So, welcome. I hope you will come back and read some more about these tools and strategies for living successfully and independently despite the drawbacks and difficulties of these disabilities. To start this off – I want to put the links here to other posts on my cricketdiane blog where I wrote about the visual and adaptive living tools awhile back – and then I’ll put some new things in the following days and hopefully, copy those posts over to their own special pages here on this blog –

Adaptive Living Tools Using The Visual Languages

http://cricketdiane.wordpress.com/2013/02/08/adaptive-living-tools-using-the-visual-languages/

**

And this is the section of my larger store at cricketdiane which has some visual communicative identifiers and adaptive living tools also – (then I realized it needed to have its own store, I might not have put all these onto the adaptive living tools store. I don’t remember now. But I will.)

The section of the CricketDiane Zazzle Store with Visual Identifiers, Visual & Adaptive Living Tools – and the Nothing But Color section that preceded its own store as well – (has other colors than the custom palette store in some cases).

Color Code It & Visual Identifiers Designs (on the CricketDiane main zazzle store)
http://www.zazzle.com/cricketdiane/gifts?cg=196863584514247409

Nothing But Color Designer Products (on the CricketDiane main zazzle store)

http://www.zazzle.com/cricketdiane/gifts?cg=196960838491456085

**

There were several blog post entries that I wrote about the adaptive living tools and visual identifiers – partly to explain how they came to be and why I use them, but also to explain how they can be used by others to make more things possible for them too. They are very customizable so it doesn’t matter if a black square magnet means one thing to me – it can be used another way by other families and people with disabilities to help know something or say something or to remember to do something.

And these two –

http://cricketdiane.wordpress.com/2013/02/07/adaptive-living-tools/

http://cricketdiane.wordpress.com/2013/02/08/adaptive-living-tools-using-the-visual-languages/
**

Adaptive Living Tools & Visual Language Tools Store by CricketDiane (on zazzle)
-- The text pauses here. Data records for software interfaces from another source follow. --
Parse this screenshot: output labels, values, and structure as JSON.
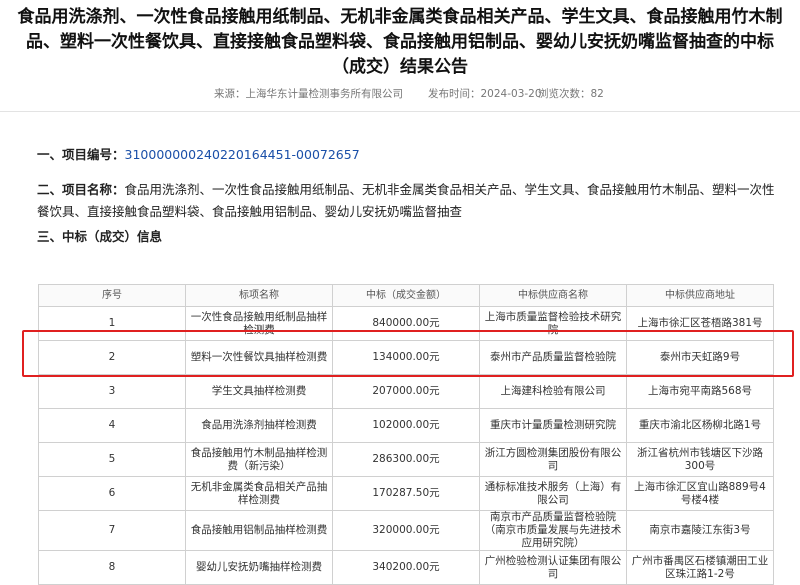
{
  "article": {
    "title": "食品用洗涤剂、一次性食品接触用纸制品、无机非金属类食品相关产品、学生文具、食品接触用竹木制品、塑料一次性餐饮具、直接接触食品塑料袋、食品接触用铝制品、婴幼儿安抚奶嘴监督抽查的中标（成交）结果公告",
    "source": "来源：上海华东计量检测事务所有限公司",
    "publish_time": "发布时间：2024-03-20",
    "views": "浏览次数：82"
  },
  "sections": {
    "project_no_label": "一、项目编号：",
    "project_no_value": "310000000240220164451-00072657",
    "project_name_label": "二、项目名称：",
    "project_name_value": "食品用洗涤剂、一次性食品接触用纸制品、无机非金属类食品相关产品、学生文具、食品接触用竹木制品、塑料一次性餐饮具、直接接触食品塑料袋、食品接触用铝制品、婴幼儿安抚奶嘴监督抽查",
    "award_label": "三、中标（成交）信息"
  },
  "table": {
    "headers": [
      "序号",
      "标项名称",
      "中标（成交金额）",
      "中标供应商名称",
      "中标供应商地址"
    ],
    "rows": [
      [
        "1",
        "一次性食品接触用纸制品抽样检测费",
        "840000.00元",
        "上海市质量监督检验技术研究院",
        "上海市徐汇区苍梧路381号"
      ],
      [
        "2",
        "塑料一次性餐饮具抽样检测费",
        "134000.00元",
        "泰州市产品质量监督检验院",
        "泰州市天虹路9号"
      ],
      [
        "3",
        "学生文具抽样检测费",
        "207000.00元",
        "上海建科检验有限公司",
        "上海市宛平南路568号"
      ],
      [
        "4",
        "食品用洗涤剂抽样检测费",
        "102000.00元",
        "重庆市计量质量检测研究院",
        "重庆市渝北区杨柳北路1号"
      ],
      [
        "5",
        "食品接触用竹木制品抽样检测费（新污染）",
        "286300.00元",
        "浙江方圆检测集团股份有限公司",
        "浙江省杭州市钱塘区下沙路300号"
      ],
      [
        "6",
        "无机非金属类食品相关产品抽样检测费",
        "170287.50元",
        "通标标准技术服务（上海）有限公司",
        "上海市徐汇区宜山路889号4号楼4楼"
      ],
      [
        "7",
        "食品接触用铝制品抽样检测费",
        "320000.00元",
        "南京市产品质量监督检验院（南京市质量发展与先进技术应用研究院）",
        "南京市嘉陵江东街3号"
      ],
      [
        "8",
        "婴幼儿安抚奶嘴抽样检测费",
        "340200.00元",
        "广州检验检测认证集团有限公司",
        "广州市番禺区石楼镇潮田工业区珠江路1-2号"
      ]
    ]
  },
  "colors": {
    "highlight": "#e02020",
    "link_blue": "#1a4fa8"
  }
}
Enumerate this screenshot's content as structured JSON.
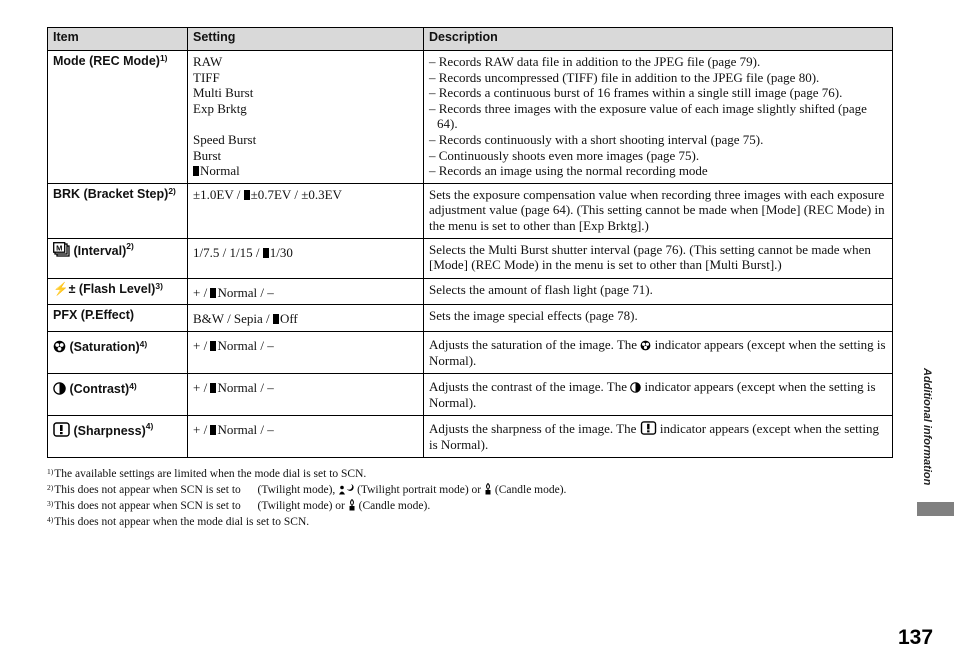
{
  "table": {
    "headers": [
      "Item",
      "Setting",
      "Description"
    ],
    "rows": [
      {
        "item": "Mode (REC Mode)",
        "note": "1)",
        "icon": null,
        "settings": [
          "RAW",
          "TIFF",
          "Multi Burst",
          "Exp Brktg",
          "",
          "Speed Burst",
          "Burst",
          "Normal"
        ],
        "default_index": 7,
        "description": [
          "– Records RAW data file in addition to the JPEG file (page 79).",
          "– Records uncompressed (TIFF) file in addition to the JPEG file (page 80).",
          "– Records a continuous burst of 16 frames within a single still image (page 76).",
          "– Records three images with the exposure value of each image slightly shifted (page 64).",
          "– Records continuously with a short shooting interval (page 75).",
          "– Continuously shoots even more images (page 75).",
          "– Records an image using the normal recording mode"
        ]
      },
      {
        "item": "BRK (Bracket Step)",
        "note": "2)",
        "icon": null,
        "setting_parts": [
          "±1.0EV / ",
          "±0.7EV",
          " / ±0.3EV"
        ],
        "description": "Sets the exposure compensation value when recording three images with each exposure adjustment value (page 64). (This setting cannot be made when [Mode] (REC Mode) in the menu is set to other than [Exp Brktg].)"
      },
      {
        "item": "(Interval)",
        "note": "2)",
        "icon": "multi-burst-icon",
        "setting_parts": [
          "1/7.5 / 1/15 / ",
          "1/30",
          ""
        ],
        "description": "Selects the Multi Burst shutter interval (page 76). (This setting cannot be made when [Mode] (REC Mode) in the menu is set to other than [Multi Burst].)"
      },
      {
        "item": "(Flash Level)",
        "note": "3)",
        "icon": "flash-level-icon",
        "icon_text": "⚡±",
        "setting_parts": [
          "+ / ",
          "Normal",
          " / –"
        ],
        "description": "Selects the amount of flash light (page 71)."
      },
      {
        "item": "PFX (P.Effect)",
        "note": "",
        "icon": null,
        "setting_parts": [
          "B&W / Sepia / ",
          "Off",
          ""
        ],
        "description": "Sets the image special effects (page 78)."
      },
      {
        "item": "(Saturation)",
        "note": "4)",
        "icon": "saturation-icon",
        "setting_parts": [
          "+ / ",
          "Normal",
          " / –"
        ],
        "description_before": "Adjusts the saturation of the image. The ",
        "description_after": " indicator appears (except when the setting is Normal)."
      },
      {
        "item": "(Contrast)",
        "note": "4)",
        "icon": "contrast-icon",
        "setting_parts": [
          "+ / ",
          "Normal",
          " / –"
        ],
        "description_before": "Adjusts the contrast of the image. The ",
        "description_after": " indicator appears (except when the setting is Normal)."
      },
      {
        "item": "(Sharpness)",
        "note": "4)",
        "icon": "sharpness-icon",
        "setting_parts": [
          "+ / ",
          "Normal",
          " / –"
        ],
        "description_before": "Adjusts the sharpness of the image. The ",
        "description_after": " indicator appears (except when the setting is Normal)."
      }
    ]
  },
  "footnotes": [
    {
      "mark": "1)",
      "text": "The available settings are limited when the mode dial is set to SCN."
    },
    {
      "mark": "2)",
      "t1": "This does not appear when SCN is set to ",
      "t2": " (Twilight mode), ",
      "t3": " (Twilight portrait mode) or ",
      "t4": " (Candle mode)."
    },
    {
      "mark": "3)",
      "t1": "This does not appear when SCN is set to ",
      "t2": " (Twilight mode) or ",
      "t3": " (Candle mode)."
    },
    {
      "mark": "4)",
      "text": "This does not appear when the mode dial is set to SCN."
    }
  ],
  "side_label": "Additional information",
  "page_number": "137"
}
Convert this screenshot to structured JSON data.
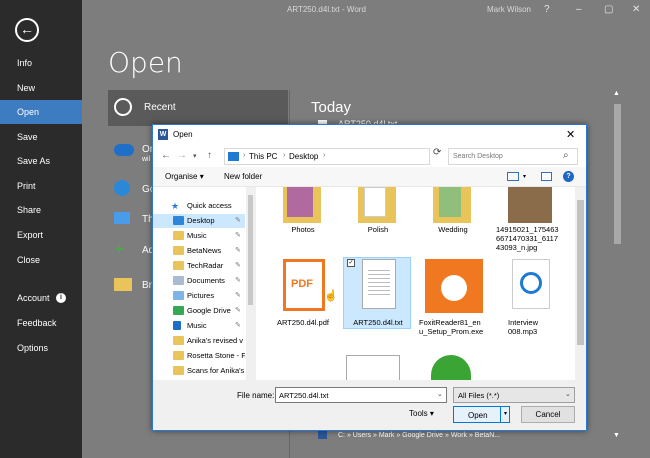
{
  "titlebar": {
    "document": "ART250.d4l.txt",
    "separator": "-",
    "app": "Word",
    "user": "Mark Wilson",
    "help": "?",
    "minimize": "–",
    "restore": "▢",
    "close": "✕"
  },
  "backstage": {
    "back_icon": "←",
    "nav": [
      {
        "label": "Info"
      },
      {
        "label": "New"
      },
      {
        "label": "Open"
      },
      {
        "label": "Save"
      },
      {
        "label": "Save As"
      },
      {
        "label": "Print"
      },
      {
        "label": "Share"
      },
      {
        "label": "Export"
      },
      {
        "label": "Close"
      },
      {
        "label": "Account"
      },
      {
        "label": "Feedback"
      },
      {
        "label": "Options"
      }
    ],
    "selected_nav": "Open",
    "account_info_icon": "i",
    "title": "Open",
    "places": [
      {
        "label": "Recent"
      },
      {
        "label": "On"
      },
      {
        "label": "wil"
      },
      {
        "label": "Go"
      },
      {
        "label": "Th"
      },
      {
        "label": "Ad"
      },
      {
        "label": "Br"
      }
    ],
    "recent_heading": "Today",
    "recent_partial_1": "ART250.d4l.txt",
    "recent_path": "C: » Users » Mark » Google Drive » Work » BetaN..."
  },
  "dialog": {
    "title": "Open",
    "app_icon": "W",
    "close": "✕",
    "address": {
      "crumbs": [
        "This PC",
        "Desktop"
      ],
      "search_placeholder": "Search Desktop"
    },
    "commands": {
      "organise": "Organise",
      "new_folder": "New folder",
      "help": "?"
    },
    "tree": [
      {
        "label": "Quick access"
      },
      {
        "label": "Desktop"
      },
      {
        "label": "Music"
      },
      {
        "label": "BetaNews"
      },
      {
        "label": "TechRadar"
      },
      {
        "label": "Documents"
      },
      {
        "label": "Pictures"
      },
      {
        "label": "Google Drive"
      },
      {
        "label": "Music"
      },
      {
        "label": "Anika's revised v"
      },
      {
        "label": "Rosetta Stone - F"
      },
      {
        "label": "Scans for Anika's"
      }
    ],
    "files_row1": [
      {
        "name": "Photos"
      },
      {
        "name": "Polish"
      },
      {
        "name": "Wedding"
      },
      {
        "name": "14915021_175463\n6671470331_6117\n43093_n.jpg"
      }
    ],
    "files_row2": [
      {
        "name": "ART250.d4l.pdf"
      },
      {
        "name": "ART250.d4l.txt"
      },
      {
        "name": "FoxitReader81_en\nu_Setup_Prom.exe"
      },
      {
        "name": "Interview\n008.mp3"
      }
    ],
    "pdf_badge": "PDF",
    "file_name_label": "File name:",
    "file_name_value": "ART250.d4l.txt",
    "file_type_value": "All Files (*.*)",
    "tools": "Tools",
    "open_button": "Open",
    "cancel_button": "Cancel"
  }
}
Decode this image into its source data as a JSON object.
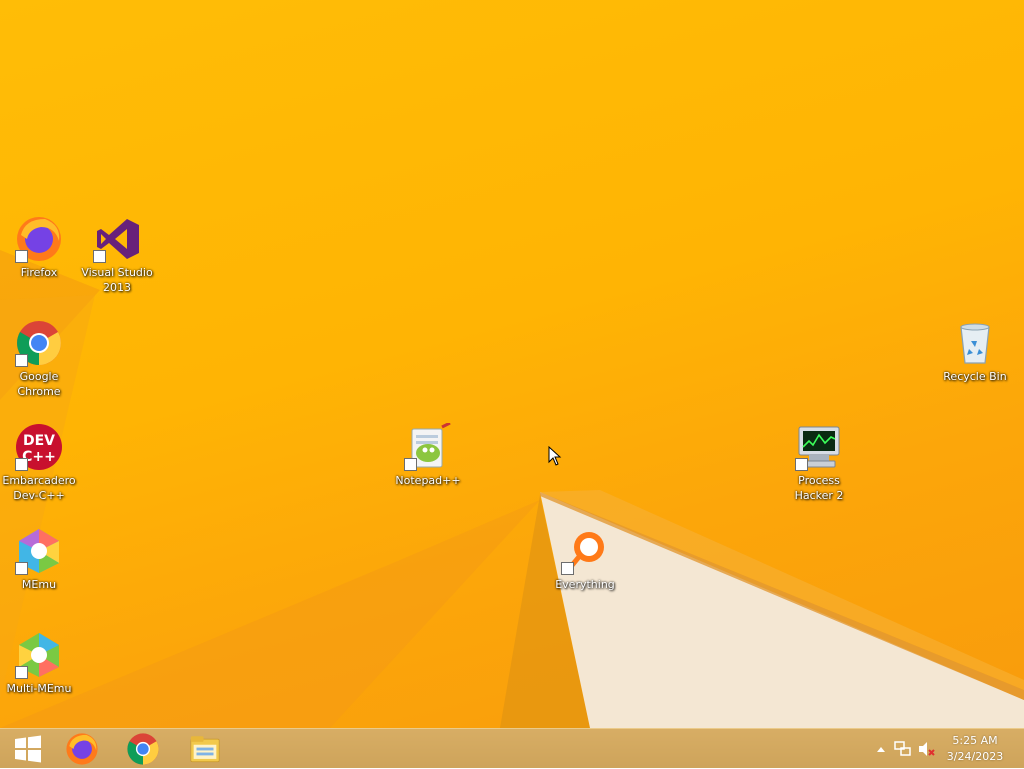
{
  "desktop": {
    "icons": [
      {
        "label": "Firefox",
        "icon": "firefox-icon"
      },
      {
        "label": "Visual Studio\n2013",
        "icon": "visual-studio-icon"
      },
      {
        "label": "Google\nChrome",
        "icon": "chrome-icon"
      },
      {
        "label": "Embarcadero\nDev-C++",
        "icon": "dev-cpp-icon"
      },
      {
        "label": "MEmu",
        "icon": "memu-icon"
      },
      {
        "label": "Multi-MEmu",
        "icon": "multi-memu-icon"
      },
      {
        "label": "Notepad++",
        "icon": "notepad-plus-plus-icon"
      },
      {
        "label": "Everything",
        "icon": "everything-search-icon"
      },
      {
        "label": "Process\nHacker 2",
        "icon": "process-hacker-icon"
      },
      {
        "label": "Recycle Bin",
        "icon": "recycle-bin-icon"
      }
    ],
    "devcpp_badge": "DEV\nC++"
  },
  "taskbar": {
    "start": "windows-start-icon",
    "pinned": [
      "firefox-icon",
      "chrome-icon",
      "file-explorer-icon"
    ]
  },
  "tray": {
    "time": "5:25 AM",
    "date": "3/24/2023",
    "icons": [
      "show-hidden-icons-chevron",
      "network-icon",
      "volume-muted-icon"
    ]
  },
  "colors": {
    "wallpaper": "#ffb404",
    "taskbar": "#d4a95c"
  }
}
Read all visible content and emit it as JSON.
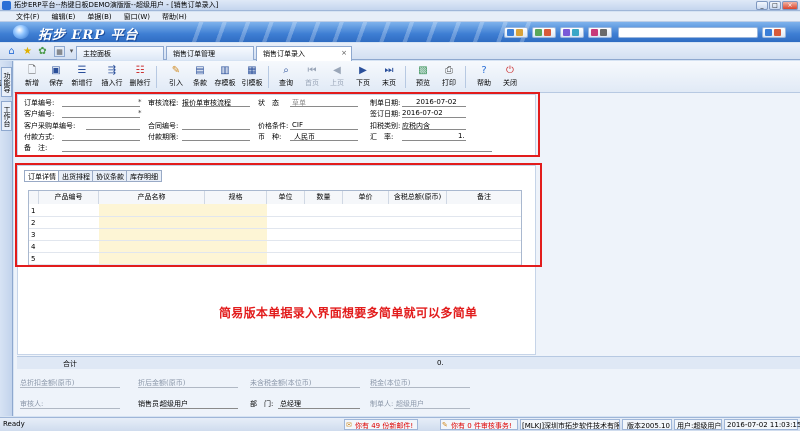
{
  "window": {
    "title": "拓步ERP平台--热键日板DEMO演版版--超级用户 - [销售订单录入]"
  },
  "menu": [
    "文件(F)",
    "编辑(E)",
    "单据(B)",
    "窗口(W)",
    "帮助(H)"
  ],
  "banner": {
    "logo": "拓步 ERP 平台"
  },
  "tabs": {
    "home": "主控面板",
    "t1": "销售订单管理",
    "t2": "销售订单录入"
  },
  "sidebar": {
    "tab1": "功能导航",
    "tab2": "工作台"
  },
  "toolbar": [
    "新增",
    "保存",
    "新增行",
    "插入行",
    "删除行",
    "引入",
    "条款",
    "存模板",
    "引模板",
    "查询",
    "首页",
    "上页",
    "下页",
    "末页",
    "预览",
    "打印",
    "帮助",
    "关闭"
  ],
  "header_form": {
    "order_no_label": "订单编号:",
    "customer_label": "客户编号:",
    "cust_po_label": "客户采购单编号:",
    "pay_method_label": "付款方式:",
    "remark_label": "备　注:",
    "approval_label": "审核流程:",
    "approval_value": "报价单审核流程",
    "contract_label": "合同编号:",
    "pay_term_label": "付款期限:",
    "status_label": "状　态",
    "status_value": "草单",
    "price_cond_label": "价格条件:",
    "price_cond_value": "CIF",
    "currency_label": "币　种:",
    "currency_value": "人民币",
    "make_date_label": "制单日期:",
    "make_date_value": "2016-07-02",
    "sign_date_label": "签订日期:",
    "sign_date_value": "2016-07-02",
    "tax_label": "扣税类别:",
    "tax_value": "应税内含",
    "rate_label": "汇　率:",
    "rate_value": "1."
  },
  "detail_tabs": [
    "订单详情",
    "出货排程",
    "协议条款",
    "库存明细"
  ],
  "grid": {
    "columns": [
      "产品编号",
      "产品名称",
      "规格",
      "单位",
      "数量",
      "单价",
      "含税总额(原币)",
      "备注"
    ],
    "rows": [
      "1",
      "2",
      "3",
      "4",
      "5"
    ]
  },
  "annotation": "简易版本单据录入界面想要多简单就可以多简单",
  "totals": {
    "label": "合计",
    "value": "0."
  },
  "footer": {
    "disc_total": "总折扣金额(原币)",
    "after_disc": "折后金额(原币)",
    "no_tax": "未含税金额(本位币)",
    "tax_amt": "税金(本位币)",
    "auditor": "审核人:",
    "salesman_label": "销售员:",
    "salesman_value": "超级用户",
    "dept_label": "部　门:",
    "dept_value": "总经理",
    "maker_label": "制单人:",
    "maker_value": "超级用户"
  },
  "status": {
    "ready": "Ready",
    "mail": "你有 49 份新邮件!",
    "tasks": "你有 0 件审核事务!",
    "company": "[MLKJ]深圳市拓步软件技术有限公",
    "version": "版本2005.10",
    "user": "用户:超级用户",
    "datetime": "2016-07-02 11:03:15"
  }
}
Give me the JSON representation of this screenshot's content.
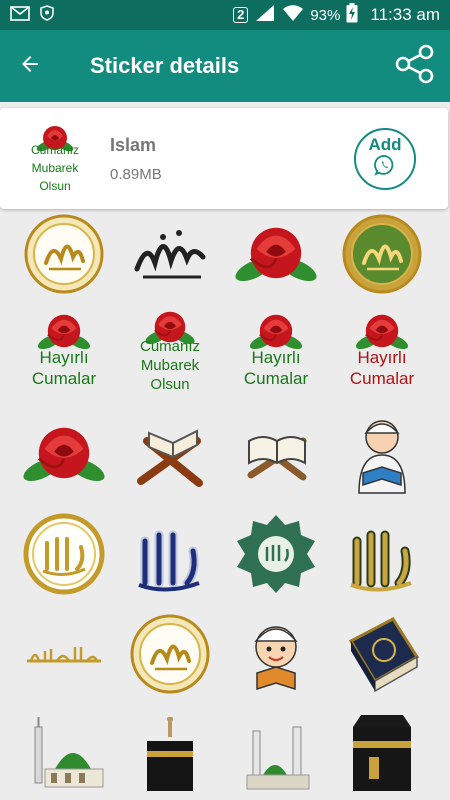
{
  "status_bar": {
    "sim_slot": "2",
    "battery_percent": "93%",
    "time": "11:33 am",
    "icons": [
      "mail-icon",
      "shield-icon",
      "signal-icon",
      "wifi-icon",
      "battery-charging-icon"
    ]
  },
  "app_bar": {
    "title": "Sticker details",
    "back_icon": "arrow-back-icon",
    "share_icon": "share-icon"
  },
  "pack": {
    "name": "Islam",
    "size": "0.89MB",
    "tray_text": [
      "Cumanız",
      "Mubarek",
      "Olsun"
    ],
    "add_label": "Add",
    "add_icon": "whatsapp-icon"
  },
  "stickers": [
    {
      "kind": "medallion-muhammad"
    },
    {
      "kind": "calligraphy-muhammad"
    },
    {
      "kind": "red-rose"
    },
    {
      "kind": "medallion-muhammad-gold"
    },
    {
      "kind": "rose-text",
      "lines": [
        "Hayırlı",
        "Cumalar"
      ],
      "color": "green"
    },
    {
      "kind": "rose-text",
      "lines": [
        "Cumanız",
        "Mubarek",
        "Olsun"
      ],
      "color": "green"
    },
    {
      "kind": "rose-text",
      "lines": [
        "Hayırlı",
        "Cumalar"
      ],
      "color": "green"
    },
    {
      "kind": "rose-text",
      "lines": [
        "Hayırlı",
        "Cumalar"
      ],
      "color": "red"
    },
    {
      "kind": "red-rose"
    },
    {
      "kind": "quran-stand"
    },
    {
      "kind": "open-book"
    },
    {
      "kind": "boy-reading"
    },
    {
      "kind": "medallion-allah"
    },
    {
      "kind": "calligraphy-allah-blue"
    },
    {
      "kind": "green-medallion"
    },
    {
      "kind": "calligraphy-allah-gold"
    },
    {
      "kind": "bismillah"
    },
    {
      "kind": "medallion-muhammad"
    },
    {
      "kind": "boy-cartoon"
    },
    {
      "kind": "quran-book"
    },
    {
      "kind": "green-dome-mosque"
    },
    {
      "kind": "kaaba"
    },
    {
      "kind": "mosque-minaret"
    },
    {
      "kind": "kaaba-close"
    }
  ]
}
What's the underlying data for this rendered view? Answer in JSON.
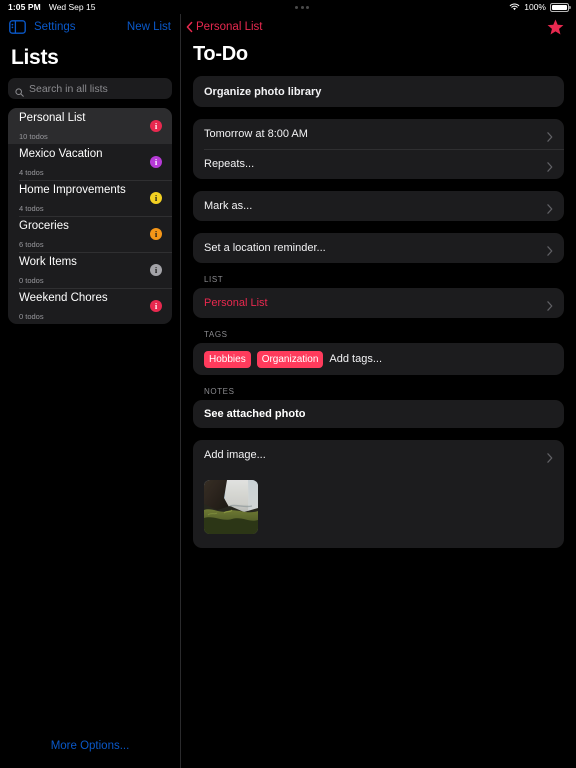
{
  "status_bar": {
    "time": "1:05 PM",
    "date": "Wed Sep 15",
    "battery_percent": "100%",
    "wifi_icon": "wifi-icon",
    "battery_icon": "battery-full-icon",
    "multitask_handle_icon": "multitask-dots-icon"
  },
  "sidebar": {
    "toggle_icon": "sidebar-toggle-icon",
    "settings_label": "Settings",
    "new_list_label": "New List",
    "title": "Lists",
    "search": {
      "placeholder": "Search in all lists",
      "icon": "search-icon",
      "value": ""
    },
    "lists": [
      {
        "name": "Personal List",
        "count": "10 todos",
        "badge_color": "#e8294f",
        "badge_glyph": "i",
        "selected": true
      },
      {
        "name": "Mexico Vacation",
        "count": "4 todos",
        "badge_color": "#b63ad6",
        "badge_glyph": "i",
        "selected": false
      },
      {
        "name": "Home Improvements",
        "count": "4 todos",
        "badge_color": "#f2d022",
        "badge_glyph": "i",
        "selected": false
      },
      {
        "name": "Groceries",
        "count": "6 todos",
        "badge_color": "#f59618",
        "badge_glyph": "i",
        "selected": false
      },
      {
        "name": "Work Items",
        "count": "0 todos",
        "badge_color": "#a3a3a8",
        "badge_glyph": "i",
        "selected": false
      },
      {
        "name": "Weekend Chores",
        "count": "0 todos",
        "badge_color": "#e8294f",
        "badge_glyph": "i",
        "selected": false
      }
    ],
    "more_options_label": "More Options..."
  },
  "detail": {
    "back_label": "Personal List",
    "back_icon": "chevron-left-icon",
    "favorite_icon": "star-filled-icon",
    "favorite_color": "#e8294f",
    "title": "To-Do",
    "todo_title": "Organize photo library",
    "schedule": {
      "due_label": "Tomorrow at 8:00 AM",
      "repeats_label": "Repeats..."
    },
    "mark_as_label": "Mark as...",
    "location_label": "Set a location reminder...",
    "list_section": {
      "header": "LIST",
      "value": "Personal List"
    },
    "tags_section": {
      "header": "TAGS",
      "chips": [
        "Hobbies",
        "Organization"
      ],
      "add_placeholder": "Add tags...",
      "chip_color": "#ff3b5c"
    },
    "notes_section": {
      "header": "NOTES",
      "value": "See attached photo"
    },
    "image_section": {
      "add_label": "Add image...",
      "thumbnail_alt": "waterfall-landscape-photo"
    },
    "chevron_icon": "chevron-right-icon"
  }
}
http://www.zazzle.com/adaptivelivingtools*

**

Custom Design Palette Products With Only Color or Nothing But Pattern by CricketDiane (on zazzle)

http://www.zazzle.com/customdesignpalette*

**